Task instructions: You are asked to filter the data below and copy every line holding "this".

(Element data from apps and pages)
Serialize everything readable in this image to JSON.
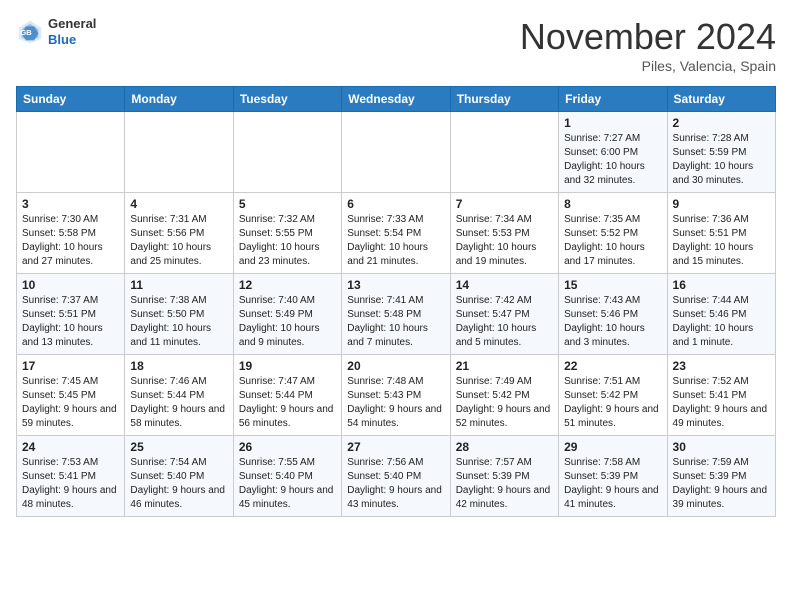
{
  "header": {
    "logo_line1": "General",
    "logo_line2": "Blue",
    "month_title": "November 2024",
    "location": "Piles, Valencia, Spain"
  },
  "weekdays": [
    "Sunday",
    "Monday",
    "Tuesday",
    "Wednesday",
    "Thursday",
    "Friday",
    "Saturday"
  ],
  "weeks": [
    [
      {
        "day": "",
        "sunrise": "",
        "sunset": "",
        "daylight": ""
      },
      {
        "day": "",
        "sunrise": "",
        "sunset": "",
        "daylight": ""
      },
      {
        "day": "",
        "sunrise": "",
        "sunset": "",
        "daylight": ""
      },
      {
        "day": "",
        "sunrise": "",
        "sunset": "",
        "daylight": ""
      },
      {
        "day": "",
        "sunrise": "",
        "sunset": "",
        "daylight": ""
      },
      {
        "day": "1",
        "sunrise": "Sunrise: 7:27 AM",
        "sunset": "Sunset: 6:00 PM",
        "daylight": "Daylight: 10 hours and 32 minutes."
      },
      {
        "day": "2",
        "sunrise": "Sunrise: 7:28 AM",
        "sunset": "Sunset: 5:59 PM",
        "daylight": "Daylight: 10 hours and 30 minutes."
      }
    ],
    [
      {
        "day": "3",
        "sunrise": "Sunrise: 7:30 AM",
        "sunset": "Sunset: 5:58 PM",
        "daylight": "Daylight: 10 hours and 27 minutes."
      },
      {
        "day": "4",
        "sunrise": "Sunrise: 7:31 AM",
        "sunset": "Sunset: 5:56 PM",
        "daylight": "Daylight: 10 hours and 25 minutes."
      },
      {
        "day": "5",
        "sunrise": "Sunrise: 7:32 AM",
        "sunset": "Sunset: 5:55 PM",
        "daylight": "Daylight: 10 hours and 23 minutes."
      },
      {
        "day": "6",
        "sunrise": "Sunrise: 7:33 AM",
        "sunset": "Sunset: 5:54 PM",
        "daylight": "Daylight: 10 hours and 21 minutes."
      },
      {
        "day": "7",
        "sunrise": "Sunrise: 7:34 AM",
        "sunset": "Sunset: 5:53 PM",
        "daylight": "Daylight: 10 hours and 19 minutes."
      },
      {
        "day": "8",
        "sunrise": "Sunrise: 7:35 AM",
        "sunset": "Sunset: 5:52 PM",
        "daylight": "Daylight: 10 hours and 17 minutes."
      },
      {
        "day": "9",
        "sunrise": "Sunrise: 7:36 AM",
        "sunset": "Sunset: 5:51 PM",
        "daylight": "Daylight: 10 hours and 15 minutes."
      }
    ],
    [
      {
        "day": "10",
        "sunrise": "Sunrise: 7:37 AM",
        "sunset": "Sunset: 5:51 PM",
        "daylight": "Daylight: 10 hours and 13 minutes."
      },
      {
        "day": "11",
        "sunrise": "Sunrise: 7:38 AM",
        "sunset": "Sunset: 5:50 PM",
        "daylight": "Daylight: 10 hours and 11 minutes."
      },
      {
        "day": "12",
        "sunrise": "Sunrise: 7:40 AM",
        "sunset": "Sunset: 5:49 PM",
        "daylight": "Daylight: 10 hours and 9 minutes."
      },
      {
        "day": "13",
        "sunrise": "Sunrise: 7:41 AM",
        "sunset": "Sunset: 5:48 PM",
        "daylight": "Daylight: 10 hours and 7 minutes."
      },
      {
        "day": "14",
        "sunrise": "Sunrise: 7:42 AM",
        "sunset": "Sunset: 5:47 PM",
        "daylight": "Daylight: 10 hours and 5 minutes."
      },
      {
        "day": "15",
        "sunrise": "Sunrise: 7:43 AM",
        "sunset": "Sunset: 5:46 PM",
        "daylight": "Daylight: 10 hours and 3 minutes."
      },
      {
        "day": "16",
        "sunrise": "Sunrise: 7:44 AM",
        "sunset": "Sunset: 5:46 PM",
        "daylight": "Daylight: 10 hours and 1 minute."
      }
    ],
    [
      {
        "day": "17",
        "sunrise": "Sunrise: 7:45 AM",
        "sunset": "Sunset: 5:45 PM",
        "daylight": "Daylight: 9 hours and 59 minutes."
      },
      {
        "day": "18",
        "sunrise": "Sunrise: 7:46 AM",
        "sunset": "Sunset: 5:44 PM",
        "daylight": "Daylight: 9 hours and 58 minutes."
      },
      {
        "day": "19",
        "sunrise": "Sunrise: 7:47 AM",
        "sunset": "Sunset: 5:44 PM",
        "daylight": "Daylight: 9 hours and 56 minutes."
      },
      {
        "day": "20",
        "sunrise": "Sunrise: 7:48 AM",
        "sunset": "Sunset: 5:43 PM",
        "daylight": "Daylight: 9 hours and 54 minutes."
      },
      {
        "day": "21",
        "sunrise": "Sunrise: 7:49 AM",
        "sunset": "Sunset: 5:42 PM",
        "daylight": "Daylight: 9 hours and 52 minutes."
      },
      {
        "day": "22",
        "sunrise": "Sunrise: 7:51 AM",
        "sunset": "Sunset: 5:42 PM",
        "daylight": "Daylight: 9 hours and 51 minutes."
      },
      {
        "day": "23",
        "sunrise": "Sunrise: 7:52 AM",
        "sunset": "Sunset: 5:41 PM",
        "daylight": "Daylight: 9 hours and 49 minutes."
      }
    ],
    [
      {
        "day": "24",
        "sunrise": "Sunrise: 7:53 AM",
        "sunset": "Sunset: 5:41 PM",
        "daylight": "Daylight: 9 hours and 48 minutes."
      },
      {
        "day": "25",
        "sunrise": "Sunrise: 7:54 AM",
        "sunset": "Sunset: 5:40 PM",
        "daylight": "Daylight: 9 hours and 46 minutes."
      },
      {
        "day": "26",
        "sunrise": "Sunrise: 7:55 AM",
        "sunset": "Sunset: 5:40 PM",
        "daylight": "Daylight: 9 hours and 45 minutes."
      },
      {
        "day": "27",
        "sunrise": "Sunrise: 7:56 AM",
        "sunset": "Sunset: 5:40 PM",
        "daylight": "Daylight: 9 hours and 43 minutes."
      },
      {
        "day": "28",
        "sunrise": "Sunrise: 7:57 AM",
        "sunset": "Sunset: 5:39 PM",
        "daylight": "Daylight: 9 hours and 42 minutes."
      },
      {
        "day": "29",
        "sunrise": "Sunrise: 7:58 AM",
        "sunset": "Sunset: 5:39 PM",
        "daylight": "Daylight: 9 hours and 41 minutes."
      },
      {
        "day": "30",
        "sunrise": "Sunrise: 7:59 AM",
        "sunset": "Sunset: 5:39 PM",
        "daylight": "Daylight: 9 hours and 39 minutes."
      }
    ]
  ]
}
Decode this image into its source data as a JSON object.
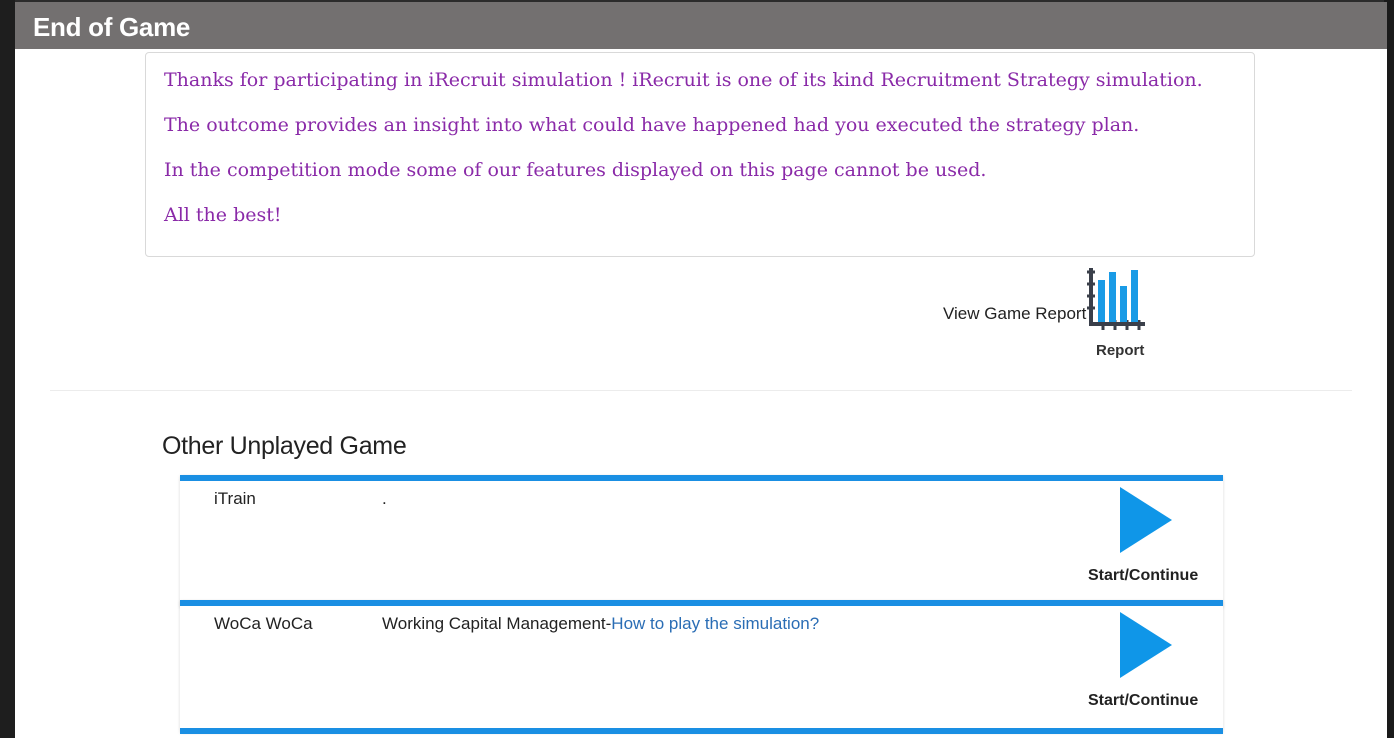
{
  "modal": {
    "title": "End of Game"
  },
  "message": {
    "lines": [
      "Thanks for participating in iRecruit simulation ! iRecruit is one of its kind Recruitment Strategy simulation.",
      "The outcome provides an insight into what could have happened had you executed the strategy plan.",
      "In the competition mode some of our features displayed on this page cannot be used.",
      "All the best!"
    ]
  },
  "report": {
    "link_text": "View Game Report",
    "icon_label": "Report",
    "icon": "bar-chart-icon"
  },
  "other_games": {
    "section_title": "Other Unplayed Game",
    "games": [
      {
        "name": "iTrain",
        "description": ".",
        "help_link": "",
        "action_label": "Start/Continue",
        "icon": "play-icon"
      },
      {
        "name": "WoCa WoCa",
        "description": "Working Capital Management-",
        "help_link": "How to play the simulation?",
        "action_label": "Start/Continue",
        "icon": "play-icon"
      }
    ]
  },
  "colors": {
    "header_bg": "#737070",
    "message_text": "#8a2aa8",
    "accent_blue": "#1a8fe3",
    "link_blue": "#2a6db5"
  }
}
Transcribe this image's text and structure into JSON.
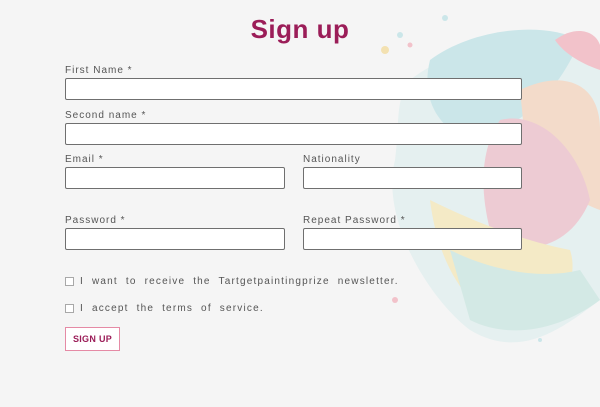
{
  "page": {
    "title": "Sign up"
  },
  "form": {
    "first_name": {
      "label": "First  Name  *",
      "value": "",
      "placeholder": ""
    },
    "second_name": {
      "label": "Second  name  *",
      "value": "",
      "placeholder": ""
    },
    "email": {
      "label": "Email  *",
      "value": "",
      "placeholder": ""
    },
    "nationality": {
      "label": "Nationality",
      "value": "",
      "placeholder": ""
    },
    "password": {
      "label": "Password  *",
      "value": "",
      "placeholder": ""
    },
    "repeat_password": {
      "label": "Repeat  Password  *",
      "value": "",
      "placeholder": ""
    },
    "newsletter": {
      "label": "I  want  to  receive  the  Tartgetpaintingprize  newsletter.",
      "checked": false
    },
    "terms": {
      "label": "I  accept  the  terms  of  service.",
      "checked": false
    },
    "submit_label": "SIGN UP"
  },
  "colors": {
    "accent": "#9b1d58",
    "button_border": "#e58aa5",
    "background": "#f5f5f5"
  }
}
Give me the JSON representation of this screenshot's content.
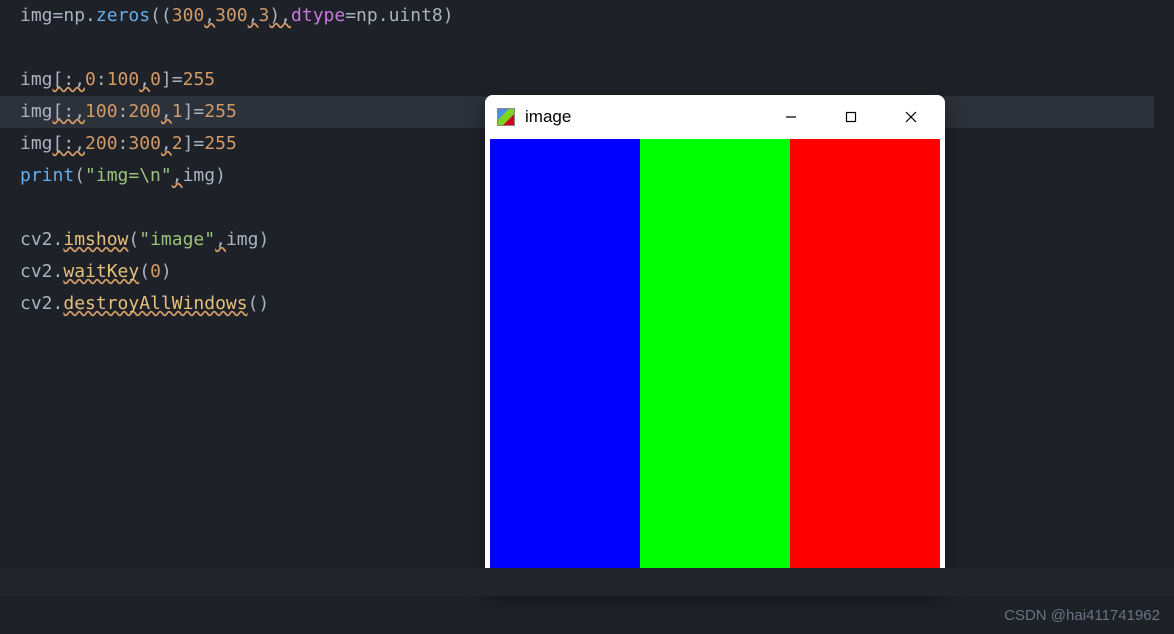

Completed task:
Serialize everything readable in this image to JSON.
Decode this image into its source data as a JSON object.
      "In the competition mode some of our features displayed on this page cannot be used.",
Transcribe this image's text and structure into JSON.
Give me the JSON representation of this screenshot's content.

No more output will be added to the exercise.